The Mets once again plated a pair of first-inning runs, this time on Gary Carter's two-run homer off Andy Ashby. Only this time, they kept scoring when Carter went deep again in the fifth and Kevin Mitchell doubled home Ray Knight in the eighth. Mets starter Ron Darling pitched five effective innings for the win, before the relief quartet of Rick Aguilera, Roger McDowell, Randy Niemann and Jesse Orosco retired the final 12 batters in succession. Over the first seven games of Dream Bracket play, Carter improved to 10-for-23 with five home runs and 13 RBIs.
Game 3: Mets 7, Padres 6
Some dramatics awaited the Mets in their return to Shea Stadium, following the series' first two games in San Diego.

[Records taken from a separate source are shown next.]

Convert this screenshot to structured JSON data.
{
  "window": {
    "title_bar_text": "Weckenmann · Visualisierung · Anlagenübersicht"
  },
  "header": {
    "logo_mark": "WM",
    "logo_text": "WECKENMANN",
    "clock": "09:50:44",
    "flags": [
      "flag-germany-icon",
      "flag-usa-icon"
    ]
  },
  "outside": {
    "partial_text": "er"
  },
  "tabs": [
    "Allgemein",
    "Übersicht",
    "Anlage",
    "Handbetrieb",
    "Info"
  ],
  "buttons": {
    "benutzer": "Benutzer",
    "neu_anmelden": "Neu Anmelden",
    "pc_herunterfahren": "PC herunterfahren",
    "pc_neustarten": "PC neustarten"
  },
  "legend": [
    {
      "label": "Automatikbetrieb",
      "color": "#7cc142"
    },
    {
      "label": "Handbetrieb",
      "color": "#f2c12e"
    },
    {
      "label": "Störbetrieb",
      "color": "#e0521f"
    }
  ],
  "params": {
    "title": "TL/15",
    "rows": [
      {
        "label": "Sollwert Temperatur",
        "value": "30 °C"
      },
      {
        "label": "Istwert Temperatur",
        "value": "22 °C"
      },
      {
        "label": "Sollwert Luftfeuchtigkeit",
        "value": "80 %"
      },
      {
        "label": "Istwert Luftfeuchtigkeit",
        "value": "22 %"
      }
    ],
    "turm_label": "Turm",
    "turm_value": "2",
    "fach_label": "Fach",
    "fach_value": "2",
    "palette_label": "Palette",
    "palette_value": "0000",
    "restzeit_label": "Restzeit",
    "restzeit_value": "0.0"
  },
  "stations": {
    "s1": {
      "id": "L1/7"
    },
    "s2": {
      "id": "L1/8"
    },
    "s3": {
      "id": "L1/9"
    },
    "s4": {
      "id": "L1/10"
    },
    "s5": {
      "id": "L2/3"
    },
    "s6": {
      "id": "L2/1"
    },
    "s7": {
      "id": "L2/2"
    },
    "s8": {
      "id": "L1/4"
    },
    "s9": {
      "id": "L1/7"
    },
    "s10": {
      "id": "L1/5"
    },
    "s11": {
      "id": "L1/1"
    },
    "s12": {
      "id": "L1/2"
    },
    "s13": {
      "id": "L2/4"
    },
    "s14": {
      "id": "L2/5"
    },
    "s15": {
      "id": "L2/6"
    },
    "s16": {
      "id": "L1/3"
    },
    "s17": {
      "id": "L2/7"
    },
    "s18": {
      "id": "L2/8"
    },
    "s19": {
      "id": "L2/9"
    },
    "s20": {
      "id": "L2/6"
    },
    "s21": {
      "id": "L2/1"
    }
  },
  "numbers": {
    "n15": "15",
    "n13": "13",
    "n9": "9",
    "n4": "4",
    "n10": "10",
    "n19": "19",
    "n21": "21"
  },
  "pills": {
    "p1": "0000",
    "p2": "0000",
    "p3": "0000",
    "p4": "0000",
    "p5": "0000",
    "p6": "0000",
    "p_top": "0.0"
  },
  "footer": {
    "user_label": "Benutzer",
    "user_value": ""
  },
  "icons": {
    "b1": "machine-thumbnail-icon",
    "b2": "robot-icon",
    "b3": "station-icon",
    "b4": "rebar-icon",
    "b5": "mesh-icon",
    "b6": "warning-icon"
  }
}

After knocking Padres starter Sterling Hitchcock out of the game with three runs in the third inning and two in the fourth, the Mets gave it all back when Orosco blew a three-run lead on Ruben Rivera's pinch-hit homer in the ninth. No matter. In the bottom of the inning, Dykstra drew a leadoff walk to spark a rally against Hoffman, moving to second base on Backman's sacrifice bunt. An intentional walk to Hernandez and a Darryl Strawberry single loaded the bases, likely whipping the virtual crowd into a frenzy. Finally, real-life 1986 World Series MVP Ray Knight came through in the clutch in much the same way, singling to send Dykstra home with the winning run.
Game 4: Mets 3, Padres 2 (15 innings)
Much like their marathon victory over the Astros in 1986 National League Championship Series Game 6, the virtual Mets outlasted the '98 Padres in Dream Bracket Game 4. Dykstra was in the middle of things again, singling to set up Backman's walk-off hit. That took Doug Sisk off the hook after the Mets right-hander -- in his fourth inning of relief -- gave up a go-ahead run in the top of the 15th. The Mets and Padres had traded zeros over the previous seven innings, after neither starter pitched particularly deep into the game. Sid Fernandez struck out eight over five innings of one-run ball, eventually giving way to the usual suspects out of the Mets' bullpen. Perhaps most impressively, the Mets beat Hoffman for the second consecutive night.
Game 5: Padres 6, Mets 4
If the Mets planned to cruise to an easy Dream Bracket victory, real-life 1996 NL MVP Ken Caminiti had other plans. Caminiti hit a go-ahead grand slam off McDowell in the ninth, keeping the Padres alive for another day. After Gooden and three relievers held the Padres to two runs over eight innings, Aguilera loaded the bases on two singles and a walk in the ninth. In came McDowell, who served up Caminiti’s 384-foot slam, and the Mets went quietly against starter-turned-reliever Ashby in the ninth.
Game 6: Mets 5, Padres 0
Back in San Diego, Darling blanked the Padres over seven innings to punch the 1986 Mets' ticket to the Dream Bracket quarterfinals. Starting on short rest after his emergency relief appearance in Game 5, Ashby walked Dykstra to open the game and served up a two-run homer to Hernandez. Ashby recorded merely four outs. The Mets tacked on two more against Brian Boehringer in the fifth on RBI singles by Backman and Hernandez, then added some insurance on a Strawberry run-scoring fielder's choice in the eighth. Knight and Hernandez were the Mets' offensive leaders in the series, combining to hit .340 with three RBIs apiece.